- Medications for one condition may adversely affect the other. ADHD is typically treated with stimulants, anxiety disorders with antidepressants. “But stimulants and antidepressants have the potential to destabilize bipolar disorder and make people manic,” Rakofsky says.
- Bipolar disorder treatment may have caused the comorbid condition.This is sometimes the case with obesity and metabolic syndrome.
Managing Bipolar Treatment With Comorbidities
The key to treating bipolar disorder with comorbidities is to try different approaches or medications until you find the combination that works for you.
- ADHD. Behavioral treatments for ADHD are useful alternatives to drug treatments, because someone with bipolar disorder should avoid using stimulants whenever possible. “Usually, the rule of thumb is to control the bipolarity first and then address the ADHD,” Rakofsky says. That approach also helps determine whether the symptoms are a combination of ADHD and bipolar disorder or are just part of the manic phase of bipolar disorder.
- Anxiety disorders. Alternatives to antidepressants can include psychotherapy and medications such as benzodiazepines or novel anticonvulsants that have been shown to be effective in treating anxiety.
- Substance disorders. There are dual-diagnosis recovery programs that treat both bipolar disorder and substance disorders, and Rakofsky stresses that it is vital to address both conditions at the same time.
- Obesity and metabolic syndrome. Doctors routinely monitor weight gain and cholesterol changes in patients with bipolar disorder and make “appropriate medication changes when it makes sense,” says Rakofsky. He also informs his patients that medications may cause weight gain, and reviews the importance of healthy eating habits and exercise.
Comorbidities are a factor of bipolar disorder for a lot of people, and they can make the condition more difficult to treat.
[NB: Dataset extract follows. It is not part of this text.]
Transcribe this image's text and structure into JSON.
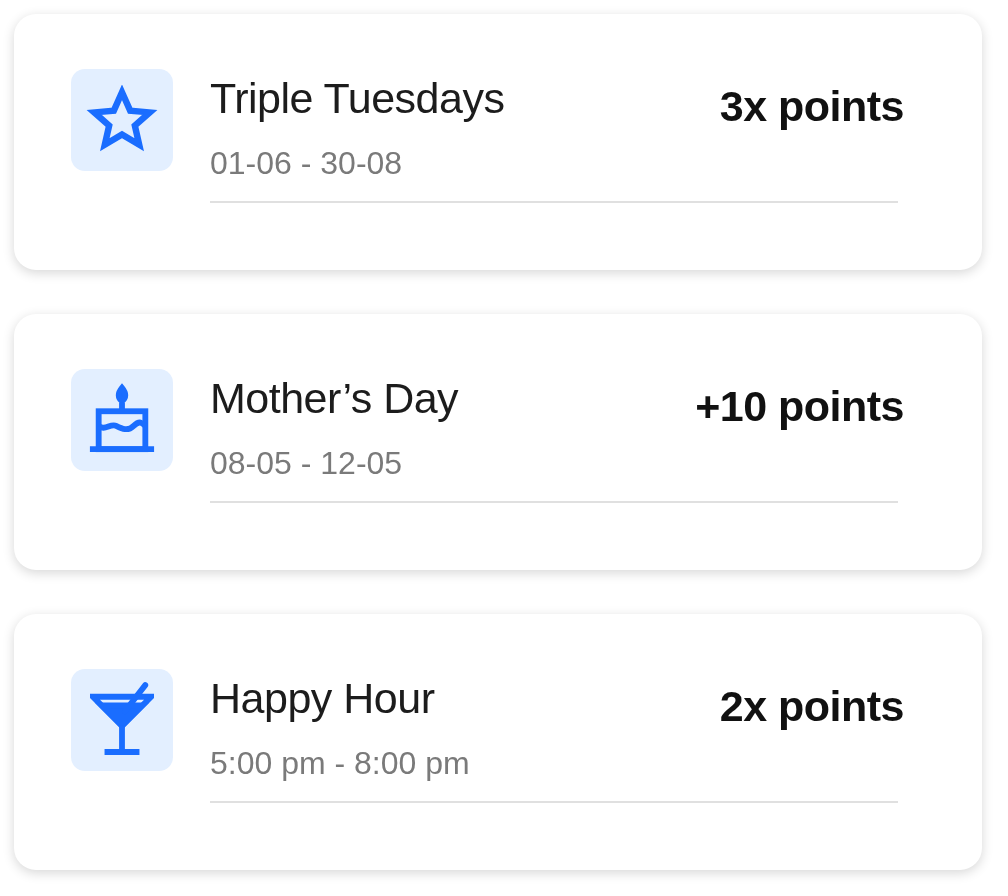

But with vigilance and persistence on the part of doctors and patients alike, bipolar disorder and its comorbid conditions can be effectively managed.